After 21 years, North Minneapolis’ Hollywood Studio has trained over 1,000 in dance, seen students receive national awards


“So you think you can dance?” That’s not likely a question you would ask Diane Elliott-Robinson. Especially if you know anything about the Hollywood Studio of Dance’s reputation in regional and national dance competitions over the last 20 years.

Elliott-Robinson is a national award-winning professional dancer, dance instructor, consultant, mentor, business woman and the founder and artistic director of the Hollywood Studio of Dance (HSD), located at 2128 West Broadway. It’s on the corner of West Broadway and Penn Ave. N. in Minneapolis, directly across the street from KMOJ-FM radio station.

Elliott-Robinson became passionate about dance first on the streets of North Minneapolis, where she had a natural flair for it and was recognized by her peers as a good dancer. She was equally recognized for being a good street fighter. The problem for Elliott Robinson was that she decided to take her fighting skills from the streets into Lincoln Junior High School. She would constantly get kicked out of school.

During that time, the school system labeled Elliott-Robinson a bad child and put her in special education classes. “It wasn’t because I couldn’t do the school work,” Elliott-Robinson says. “It was for fighting and getting into trouble. That’s what the school system did back then.”

It wasn’t the best solution for her behavior problem, she says. She would fight even more because people would tease her about being in special ed. But something happened one day at Lincoln Jr. High that turned her life around.

The Children’s Theatre Company of Minnesota (CTC) came to Lincoln Jr. High to audition youth for dance and theater opportunities. Elliott-Robinson auditioned and was selected. She, along with two other students, was asked to participate in acting, dancing and singing at the Children’s Theatre of Dance.

From that point on, Elliott-Robinson began to develop more passion for the art of dance than for fighting. She had dance fever. She continued to train and improve. So much so that she later received a scholarship to attend the Minnesota Dance Theatre to study ballet, modern, improvisation and contemporary dance.

She was so focused that she was ready to challenge the same school system that put her into special education classes. So she requested the opportunity to test out of special education, passed the test and was put back in regular classes. She remained in regular classes after moving on to attend North High School, where she graduated. She later went on to attend college at the University of Minnesota where she earned her degree in business and minored in dance.

After college, she became a dance instructor, teaching ballet and jazz at the Metropolitan Community Arts Center (MCAC). She entered her students, the MCAC Star Dancers, in the Show Stoppers competition earning first- and second-place awards in the local competition, and second- and fourth-place awards in the nationals. Over the 21 years of HSD’s participation in regional and national competitions, they have racked up over 200 trophies and over 90 percent of them are first place in every dance category.

In 1991, Elliott-Robinson established Hollywood Studio of Dance. It was founded on the belief that dance can positively impact a young person’s life, building character and a strong network that creates a support system away from home.

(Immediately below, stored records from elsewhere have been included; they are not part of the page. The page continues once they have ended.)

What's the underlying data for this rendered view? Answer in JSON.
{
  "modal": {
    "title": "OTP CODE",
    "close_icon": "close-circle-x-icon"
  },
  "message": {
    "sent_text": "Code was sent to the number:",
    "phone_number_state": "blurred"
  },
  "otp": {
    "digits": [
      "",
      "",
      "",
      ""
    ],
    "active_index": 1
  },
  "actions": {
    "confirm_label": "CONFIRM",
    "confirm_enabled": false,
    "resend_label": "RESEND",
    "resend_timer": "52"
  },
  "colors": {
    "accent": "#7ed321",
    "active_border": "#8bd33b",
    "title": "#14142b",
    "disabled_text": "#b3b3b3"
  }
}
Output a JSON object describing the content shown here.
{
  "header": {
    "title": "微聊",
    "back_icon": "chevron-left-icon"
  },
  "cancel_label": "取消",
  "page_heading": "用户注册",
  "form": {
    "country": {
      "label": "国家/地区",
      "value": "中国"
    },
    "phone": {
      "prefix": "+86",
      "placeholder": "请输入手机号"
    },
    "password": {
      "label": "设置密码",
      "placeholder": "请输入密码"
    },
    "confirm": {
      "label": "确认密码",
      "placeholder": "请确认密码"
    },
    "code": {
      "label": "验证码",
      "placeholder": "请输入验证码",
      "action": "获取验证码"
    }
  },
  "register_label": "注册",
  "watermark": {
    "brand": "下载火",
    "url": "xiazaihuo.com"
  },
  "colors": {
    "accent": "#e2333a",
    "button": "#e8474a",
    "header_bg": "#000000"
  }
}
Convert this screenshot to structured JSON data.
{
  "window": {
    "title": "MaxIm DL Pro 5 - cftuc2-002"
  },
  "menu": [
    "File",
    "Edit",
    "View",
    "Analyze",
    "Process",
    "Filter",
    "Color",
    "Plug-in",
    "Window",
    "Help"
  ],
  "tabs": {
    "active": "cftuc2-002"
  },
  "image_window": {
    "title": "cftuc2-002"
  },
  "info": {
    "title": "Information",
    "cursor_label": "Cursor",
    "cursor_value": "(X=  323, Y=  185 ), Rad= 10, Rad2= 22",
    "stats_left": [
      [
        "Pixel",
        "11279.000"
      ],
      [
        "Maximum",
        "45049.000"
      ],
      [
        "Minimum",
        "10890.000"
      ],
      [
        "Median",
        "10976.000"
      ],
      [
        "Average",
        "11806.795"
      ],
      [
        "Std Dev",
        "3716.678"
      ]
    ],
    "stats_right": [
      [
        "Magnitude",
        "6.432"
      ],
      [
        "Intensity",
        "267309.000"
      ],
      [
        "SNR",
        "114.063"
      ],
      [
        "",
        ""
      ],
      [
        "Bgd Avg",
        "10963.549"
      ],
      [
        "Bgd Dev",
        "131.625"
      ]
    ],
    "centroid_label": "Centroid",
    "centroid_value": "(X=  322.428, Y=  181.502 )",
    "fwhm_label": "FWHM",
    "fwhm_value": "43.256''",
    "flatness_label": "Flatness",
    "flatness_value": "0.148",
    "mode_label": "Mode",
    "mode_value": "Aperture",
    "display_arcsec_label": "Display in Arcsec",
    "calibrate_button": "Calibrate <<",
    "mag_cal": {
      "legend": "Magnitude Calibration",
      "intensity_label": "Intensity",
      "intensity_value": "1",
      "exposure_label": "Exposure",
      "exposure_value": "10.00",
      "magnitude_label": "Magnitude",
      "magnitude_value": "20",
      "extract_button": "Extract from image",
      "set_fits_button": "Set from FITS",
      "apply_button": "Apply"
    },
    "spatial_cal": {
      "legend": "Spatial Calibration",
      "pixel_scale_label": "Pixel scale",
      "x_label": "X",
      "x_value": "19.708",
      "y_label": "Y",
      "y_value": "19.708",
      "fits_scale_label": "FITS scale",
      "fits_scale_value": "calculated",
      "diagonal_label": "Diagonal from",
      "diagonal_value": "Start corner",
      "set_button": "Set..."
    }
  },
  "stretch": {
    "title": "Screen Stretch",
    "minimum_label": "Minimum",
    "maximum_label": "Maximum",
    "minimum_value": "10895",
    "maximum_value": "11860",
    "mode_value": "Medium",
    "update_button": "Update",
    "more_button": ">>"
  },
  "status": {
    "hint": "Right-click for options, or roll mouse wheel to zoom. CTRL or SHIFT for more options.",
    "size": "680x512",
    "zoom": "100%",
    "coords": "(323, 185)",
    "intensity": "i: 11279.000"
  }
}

As the artistic director, Elliott-Robinson has taught over 1,000 students dance training in tap, ballet, jazz, acrobatic tumbling, creative movement, hip hop and African dance. HSD celebrates its 21st year in business this year.

Elliott-Robinson has received over 200 local and national dance awards.

Her creative vision and determination has resulted in over four decades of experience in the world of dance. She first established HSD as a for-profit business. After five years of teaching, preparing student for competitions and making every costume with her sewing machine and her own money, Elliott-Robinson decided to take a different route, so in 1996 she made HSD do a pirouette and converted it into a 501(c)3 nonprofit corporation.